| Instructions to follow |
Copy each line containing the word "hook" from the records that follow, please.
----------------------------------------
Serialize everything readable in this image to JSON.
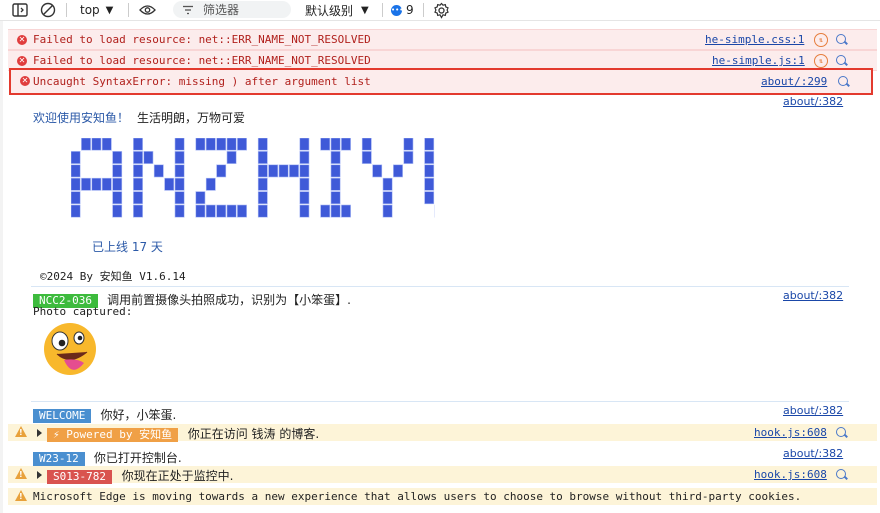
{
  "toolbar": {
    "context": "top",
    "filter_placeholder": "筛选器",
    "level": "默认级别",
    "issue_count": "9"
  },
  "messages": {
    "err1": {
      "text": "Failed to load resource: net::ERR_NAME_NOT_RESOLVED",
      "source": "he-simple.css:1"
    },
    "err2": {
      "text": "Failed to load resource: net::ERR_NAME_NOT_RESOLVED",
      "source": "he-simple.js:1"
    },
    "err3": {
      "text": "Uncaught SyntaxError: missing ) after argument list",
      "source": "about/:299"
    },
    "welcome_source": "about/:382",
    "welcome_blue": "欢迎使用安知鱼！",
    "welcome_text": "生活明朗，万物可爱",
    "ascii_art": "ANZHIYU",
    "online": "已上线 17 天",
    "copyright": "©2024 By 安知鱼 V1.6.14",
    "ncc_badge": "NCC2-036",
    "ncc_text": "调用前置摄像头拍照成功，识别为【小笨蛋】.",
    "ncc_source": "about/:382",
    "photo": "Photo captured:",
    "welcome_badge": "WELCOME",
    "welcome_msg": "你好，小笨蛋.",
    "welcome_msg_source": "about/:382",
    "powered_badge": "⚡ Powered by 安知鱼",
    "powered_text": "你正在访问 钱涛 的博客.",
    "powered_source": "hook.js:608",
    "w23_badge": "W23-12",
    "w23_text": "你已打开控制台.",
    "w23_source": "about/:382",
    "s013_badge": "S013-782",
    "s013_text": "你现在正处于监控中.",
    "s013_source": "hook.js:608",
    "edge_warn": "Microsoft Edge is moving towards a new experience that allows users to choose to browse without third-party cookies."
  },
  "colors": {
    "error_bg": "#fcecec",
    "warn_bg": "#fdf4d8",
    "ncc_badge": "#3dbb3d",
    "welcome_badge": "#4a8fd0",
    "powered_badge": "#f0a046",
    "s013_badge": "#d9534f",
    "ascii_blue": "#3f5ad8"
  }
}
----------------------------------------
| Solved exercise |
    "powered_source": "hook.js:608",
    "s013_source": "hook.js:608",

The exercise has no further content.